Gouache and india ink on paper, 5" x 4".
Clio pyramidata is an example of a swimming sea snail with a shell ("sea butterfly"). It uses wing-like parapodia to fly through the water. In photographs, these creatures resemble nothing so much as alien crafts floating in space.
Gouache and india ink on brown toned paper, 4" x 5".
A study in the style of natural history drawings based on the research that confirmed how ocean acidification affects a key zooplankton (sea butterfly, "Limacina helicina"). Individuals affected by acidity show cloudy, perforated shells.
Acrylic paint on primed pine board, 8" x 8".
A "sea butterfly"—it uses winglike "parapodia" that allows it to move in a way very similar to small flying insects—that lives in arctic waters, this species make up more than 50% of the polar zooplankton population. These animals have become a key indicator species for ocean acidification research because the production of their fragile calcium carbonate shell is sensitive to the acidity of the seawater they inhabit; in 2011, researchers found that specimens collected off of US west coast showed severely damaged shells.
Watercolor on paper, 7"x 5"
My thesis show at Pomona College offered me the opportunity to share my musings about our cultural obsession with post-apocalyptic narratives. In addition to the salon gallery featuring mixed media works and the large scale still life, there was a chair where a visitor could sit and read through an artist-made book.
Oil on canvas, 7'x6.'
Vanitas—from the latin form of "vanity," which connotes "futility" rather than self-absorption according to the historical usage of the word—is a subgenre of still life paintings that often depicted symbols representing transience of life and the certainty of death.
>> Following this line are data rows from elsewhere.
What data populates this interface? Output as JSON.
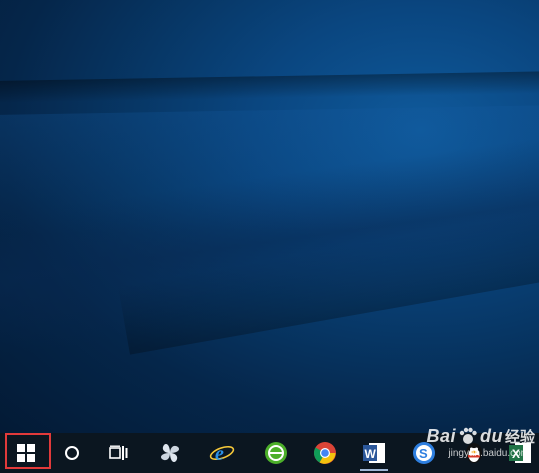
{
  "desktop": {
    "wallpaper": "windows-10-hero-blue"
  },
  "taskbar": {
    "items": [
      {
        "id": "start",
        "icon": "windows-logo-icon"
      },
      {
        "id": "cortana",
        "icon": "cortana-circle-icon"
      },
      {
        "id": "task-view",
        "icon": "task-view-icon"
      },
      {
        "id": "app-1",
        "icon": "pinwheel-app-icon"
      },
      {
        "id": "ie",
        "icon": "internet-explorer-icon"
      },
      {
        "id": "app-green",
        "icon": "green-browser-icon"
      },
      {
        "id": "chrome",
        "icon": "chrome-icon"
      },
      {
        "id": "word",
        "icon": "word-icon",
        "letter": "W"
      },
      {
        "id": "sogou",
        "icon": "sogou-icon",
        "letter": "S"
      },
      {
        "id": "qq",
        "icon": "qq-penguin-icon"
      },
      {
        "id": "excel",
        "icon": "excel-icon",
        "letter": "X"
      }
    ],
    "highlight": "start"
  },
  "watermark": {
    "brand": "Bai",
    "paw": "du",
    "cn": "经验",
    "url": "jingyan.baidu.com"
  },
  "colors": {
    "highlight": "#e23a3a",
    "taskbar": "#0b1620",
    "desktop": "#06213f"
  }
}
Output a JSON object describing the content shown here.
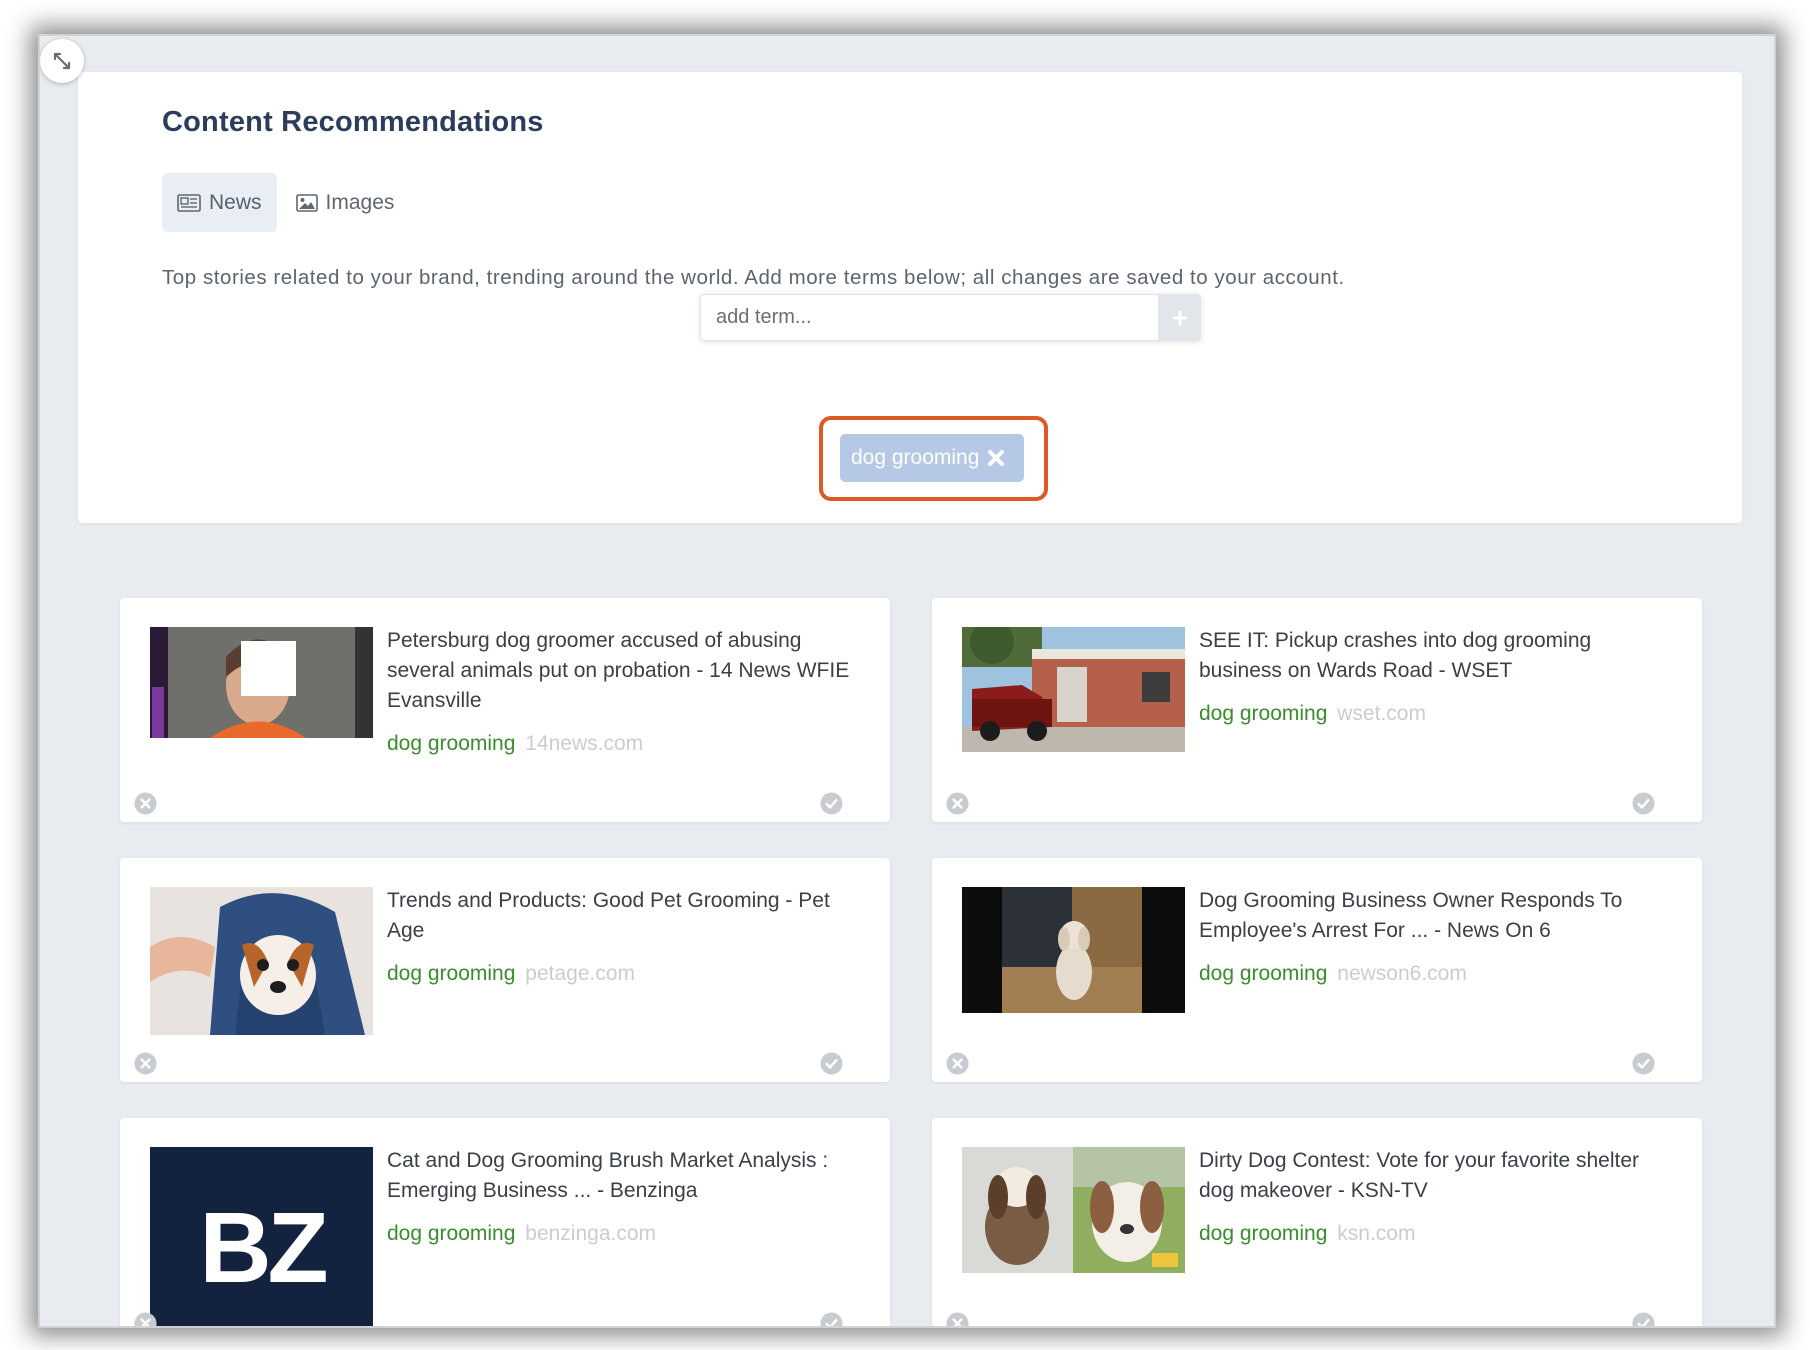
{
  "window": {
    "expand_icon": "expand-diagonal-icon"
  },
  "header": {
    "title": "Content Recommendations"
  },
  "tabs": [
    {
      "label": "News",
      "icon": "newspaper-icon",
      "active": true
    },
    {
      "label": "Images",
      "icon": "image-icon",
      "active": false
    }
  ],
  "description": "Top stories related to your brand, trending around the world. Add more terms below; all changes are saved to your account.",
  "term_input": {
    "placeholder": "add term...",
    "value": "",
    "add_icon": "plus-icon"
  },
  "terms": [
    {
      "label": "dog grooming",
      "remove_icon": "close-x-icon"
    }
  ],
  "colors": {
    "title": "#2b3d5b",
    "term_green": "#3a8c2e",
    "source_gray": "#c9cdd2",
    "chip_bg": "#b5c9e7",
    "highlight": "#dc5a27",
    "page_bg": "#e8ebef"
  },
  "cards": [
    {
      "title": "Petersburg dog groomer accused of abusing several animals put on probation - 14 News WFIE Evansville",
      "term": "dog grooming",
      "source": "14news.com"
    },
    {
      "title": "SEE IT: Pickup crashes into dog grooming business on Wards Road - WSET",
      "term": "dog grooming",
      "source": "wset.com"
    },
    {
      "title": "Trends and Products: Good Pet Grooming - Pet Age",
      "term": "dog grooming",
      "source": "petage.com"
    },
    {
      "title": "Dog Grooming Business Owner Responds To Employee's Arrest For ... - News On 6",
      "term": "dog grooming",
      "source": "newson6.com"
    },
    {
      "title": "Cat and Dog Grooming Brush Market Analysis : Emerging Business ... - Benzinga",
      "term": "dog grooming",
      "source": "benzinga.com",
      "logo_text": "BZ"
    },
    {
      "title": "Dirty Dog Contest: Vote for your favorite shelter dog makeover - KSN-TV",
      "term": "dog grooming",
      "source": "ksn.com"
    }
  ]
}
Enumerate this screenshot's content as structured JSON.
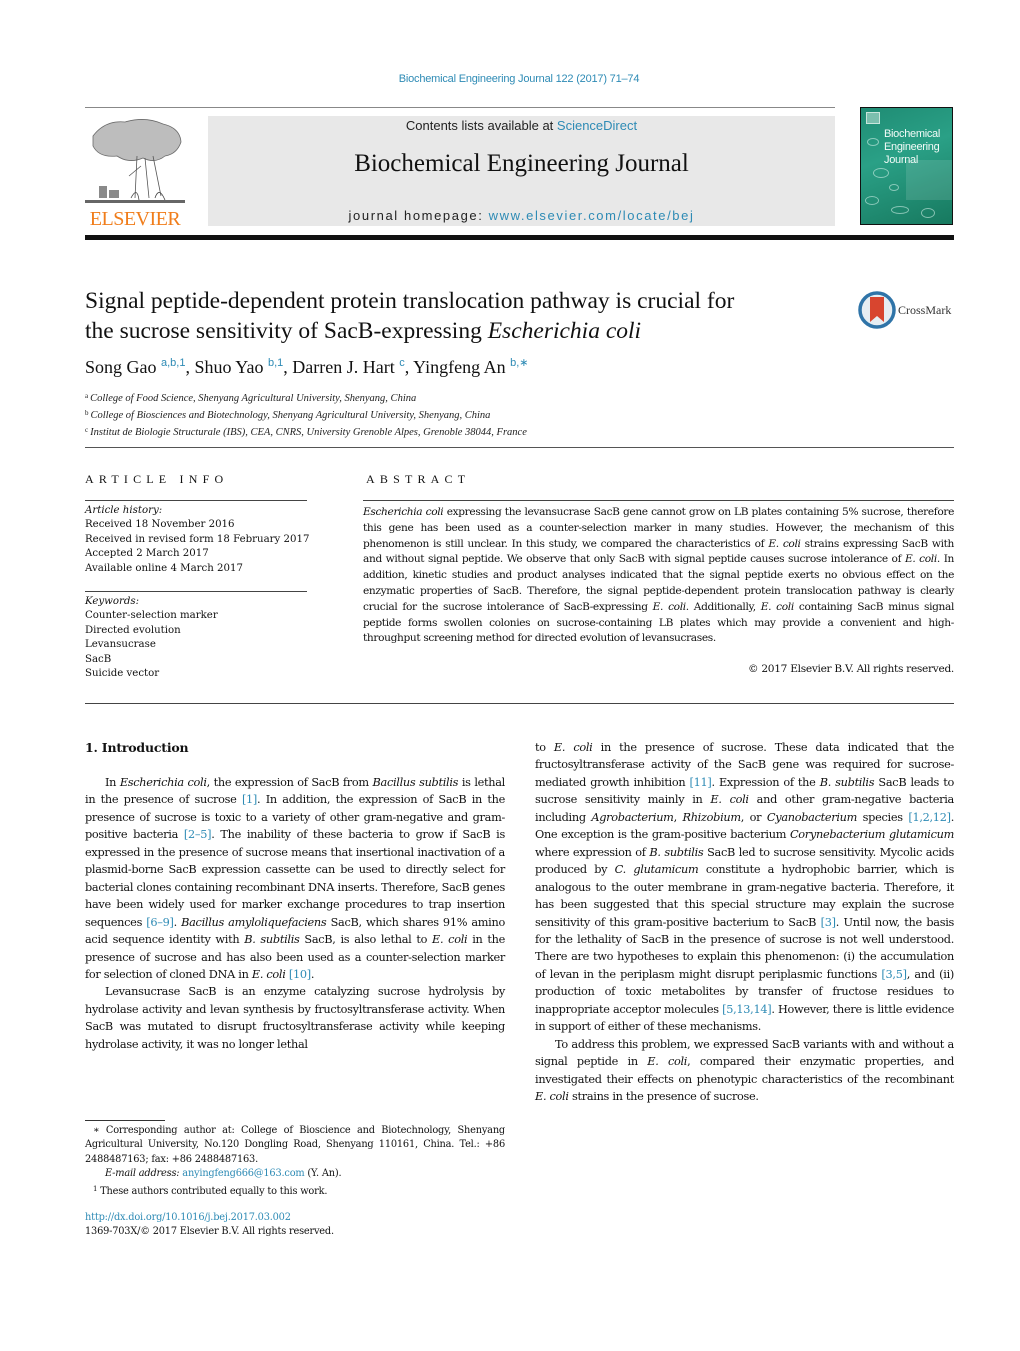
{
  "header": {
    "citation": "Biochemical Engineering Journal 122 (2017) 71–74",
    "publisher_logo_text": "ELSEVIER",
    "contents_prefix": "Contents lists available at ",
    "contents_link": "ScienceDirect",
    "journal_title": "Biochemical Engineering Journal",
    "homepage_prefix": "journal homepage: ",
    "homepage_url": "www.elsevier.com/locate/bej",
    "cover_title_lines": [
      "Biochemical",
      "Engineering",
      "Journal"
    ],
    "crossmark_label": "CrossMark"
  },
  "colors": {
    "link": "#2e8bb5",
    "elsevier_orange": "#f07d1b",
    "cover_green": "#1f8c74",
    "masthead_gray": "#e8e8e8"
  },
  "article": {
    "title_line1": "Signal peptide-dependent protein translocation pathway is crucial for",
    "title_line2_prefix": "the sucrose sensitivity of SacB-expressing ",
    "title_line2_italic": "Escherichia coli",
    "authors": [
      {
        "name": "Song Gao",
        "marks": "a,b,1"
      },
      {
        "name": "Shuo Yao",
        "marks": "b,1"
      },
      {
        "name": "Darren J. Hart",
        "marks": "c"
      },
      {
        "name": "Yingfeng An",
        "marks": "b,∗"
      }
    ],
    "affiliations": [
      {
        "mark": "a",
        "text": "College of Food Science, Shenyang Agricultural University, Shenyang, China"
      },
      {
        "mark": "b",
        "text": "College of Biosciences and Biotechnology, Shenyang Agricultural University, Shenyang, China"
      },
      {
        "mark": "c",
        "text": "Institut de Biologie Structurale (IBS), CEA, CNRS, University Grenoble Alpes, Grenoble 38044, France"
      }
    ]
  },
  "article_info": {
    "heading": "ARTICLE INFO",
    "history_label": "Article history:",
    "history": [
      "Received 18 November 2016",
      "Received in revised form 18 February 2017",
      "Accepted 2 March 2017",
      "Available online 4 March 2017"
    ],
    "keywords_label": "Keywords:",
    "keywords": [
      "Counter-selection marker",
      "Directed evolution",
      "Levansucrase",
      "SacB",
      "Suicide vector"
    ]
  },
  "abstract": {
    "heading": "ABSTRACT",
    "segments": [
      {
        "t": "Escherichia coli",
        "i": true
      },
      {
        "t": " expressing the levansucrase SacB gene cannot grow on LB plates containing 5% sucrose, therefore this gene has been used as a counter-selection marker in many studies. However, the mechanism of this phenomenon is still unclear. In this study, we compared the characteristics of "
      },
      {
        "t": "E. coli",
        "i": true
      },
      {
        "t": " strains expressing SacB with and without signal peptide. We observe that only SacB with signal peptide causes sucrose intolerance of "
      },
      {
        "t": "E. coli",
        "i": true
      },
      {
        "t": ". In addition, kinetic studies and product analyses indicated that the signal peptide exerts no obvious effect on the enzymatic properties of SacB. Therefore, the signal peptide-dependent protein translocation pathway is clearly crucial for the sucrose intolerance of SacB-expressing "
      },
      {
        "t": "E. coli",
        "i": true
      },
      {
        "t": ". Additionally, "
      },
      {
        "t": "E. coli",
        "i": true
      },
      {
        "t": " containing SacB minus signal peptide forms swollen colonies on sucrose-containing LB plates which may provide a convenient and high-throughput screening method for directed evolution of levansucrases."
      }
    ],
    "copyright": "© 2017 Elsevier B.V. All rights reserved."
  },
  "body": {
    "section_heading": "1.  Introduction",
    "left_paragraphs": [
      [
        {
          "t": "In "
        },
        {
          "t": "Escherichia coli",
          "i": true
        },
        {
          "t": ", the expression of SacB from "
        },
        {
          "t": "Bacillus subtilis",
          "i": true
        },
        {
          "t": " is lethal in the presence of sucrose "
        },
        {
          "t": "[1]",
          "ref": true
        },
        {
          "t": ". In addition, the expression of SacB in the presence of sucrose is toxic to a variety of other gram-negative and gram-positive bacteria "
        },
        {
          "t": "[2–5]",
          "ref": true
        },
        {
          "t": ". The inability of these bacteria to grow if SacB is expressed in the presence of sucrose means that insertional inactivation of a plasmid-borne SacB expression cassette can be used to directly select for bacterial clones containing recombinant DNA inserts. Therefore, SacB genes have been widely used for marker exchange procedures to trap insertion sequences "
        },
        {
          "t": "[6–9]",
          "ref": true
        },
        {
          "t": ". "
        },
        {
          "t": "Bacillus amyloliquefaciens",
          "i": true
        },
        {
          "t": " SacB, which shares 91% amino acid sequence identity with "
        },
        {
          "t": "B. subtilis",
          "i": true
        },
        {
          "t": " SacB, is also lethal to "
        },
        {
          "t": "E. coli",
          "i": true
        },
        {
          "t": " in the presence of sucrose and has also been used as a counter-selection marker for selection of cloned DNA in "
        },
        {
          "t": "E. coli",
          "i": true
        },
        {
          "t": " "
        },
        {
          "t": "[10]",
          "ref": true
        },
        {
          "t": "."
        }
      ],
      [
        {
          "t": "Levansucrase SacB is an enzyme catalyzing sucrose hydrolysis by hydrolase activity and levan synthesis by fructosyltransferase activity. When SacB was mutated to disrupt fructosyltransferase activity while keeping hydrolase activity, it was no longer lethal"
        }
      ]
    ],
    "right_paragraphs": [
      [
        {
          "t": "to "
        },
        {
          "t": "E. coli",
          "i": true
        },
        {
          "t": " in the presence of sucrose. These data indicated that the fructosyltransferase activity of the SacB gene was required for sucrose-mediated growth inhibition "
        },
        {
          "t": "[11]",
          "ref": true
        },
        {
          "t": ". Expression of the "
        },
        {
          "t": "B. subtilis",
          "i": true
        },
        {
          "t": " SacB leads to sucrose sensitivity mainly in "
        },
        {
          "t": "E. coli",
          "i": true
        },
        {
          "t": " and other gram-negative bacteria including "
        },
        {
          "t": "Agrobacterium",
          "i": true
        },
        {
          "t": ", "
        },
        {
          "t": "Rhizobium",
          "i": true
        },
        {
          "t": ", or "
        },
        {
          "t": "Cyanobacterium",
          "i": true
        },
        {
          "t": " species "
        },
        {
          "t": "[1,2,12]",
          "ref": true
        },
        {
          "t": ". One exception is the gram-positive bacterium "
        },
        {
          "t": "Corynebacterium glutamicum",
          "i": true
        },
        {
          "t": " where expression of "
        },
        {
          "t": "B. subtilis",
          "i": true
        },
        {
          "t": " SacB led to sucrose sensitivity. Mycolic acids produced by "
        },
        {
          "t": "C. glutamicum",
          "i": true
        },
        {
          "t": " constitute a hydrophobic barrier, which is analogous to the outer membrane in gram-negative bacteria. Therefore, it has been suggested that this special structure may explain the sucrose sensitivity of this gram-positive bacterium to SacB "
        },
        {
          "t": "[3]",
          "ref": true
        },
        {
          "t": ". Until now, the basis for the lethality of SacB in the presence of sucrose is not well understood. There are two hypotheses to explain this phenomenon: (i) the accumulation of levan in the periplasm might disrupt periplasmic functions "
        },
        {
          "t": "[3,5]",
          "ref": true
        },
        {
          "t": ", and (ii) production of toxic metabolites by transfer of fructose residues to inappropriate acceptor molecules "
        },
        {
          "t": "[5,13,14]",
          "ref": true
        },
        {
          "t": ". However, there is little evidence in support of either of these mechanisms."
        }
      ],
      [
        {
          "t": "To address this problem, we expressed SacB variants with and without a signal peptide in "
        },
        {
          "t": "E. coli",
          "i": true
        },
        {
          "t": ", compared their enzymatic properties, and investigated their effects on phenotypic characteristics of the recombinant "
        },
        {
          "t": "E. coli",
          "i": true
        },
        {
          "t": " strains in the presence of sucrose."
        }
      ]
    ]
  },
  "footnotes": {
    "corresponding": "∗  Corresponding author at: College of Bioscience and Biotechnology, Shenyang Agricultural University, No.120 Dongling Road, Shenyang 110161, China. Tel.: +86 2488487163; fax: +86 2488487163.",
    "email_label": "E-mail address: ",
    "email": "anyingfeng666@163.com",
    "email_suffix": " (Y. An).",
    "equal_mark": "1",
    "equal_text": " These authors contributed equally to this work.",
    "doi": "http://dx.doi.org/10.1016/j.bej.2017.03.002",
    "issn": "1369-703X/© 2017 Elsevier B.V. All rights reserved."
  }
}
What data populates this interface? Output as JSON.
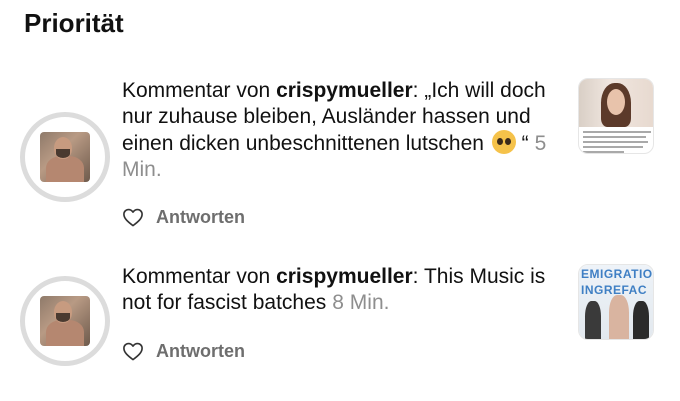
{
  "section": {
    "title": "Priorität"
  },
  "notifications": [
    {
      "prefix": "Kommentar von ",
      "username": "crispymueller",
      "comment_before_emoji": ": „Ich will doch nur zuhause bleiben, Ausländer hassen und einen dicken unbeschnittenen lutschen ",
      "emoji": "pleading-face-emoji",
      "comment_after_emoji": " “",
      "time": "5 Min.",
      "reply_label": "Antworten",
      "heart_icon": "heart-outline-icon"
    },
    {
      "prefix": "Kommentar von ",
      "username": "crispymueller",
      "comment": ": This Music is not for fascist batches",
      "time": "8 Min.",
      "reply_label": "Antworten",
      "heart_icon": "heart-outline-icon",
      "thumbnail_text": [
        "EMIGRATIO",
        "INGREFAC"
      ]
    }
  ],
  "colors": {
    "text": "#111111",
    "muted": "#8e8e8e",
    "reply": "#6e6e6e",
    "ring": "#dcdcdc",
    "thumbnail_accent": "#3f7fc4"
  }
}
This painting makes a departure from the scope of a human lifespan to consider that which we might lose in the face of disruption of earth's ecological balance, re-contextualizing it within the framework of vanitas paintings.
The sequential and immersive quality of books are used to explore a different way of experiencing visual media in this series of handmade books.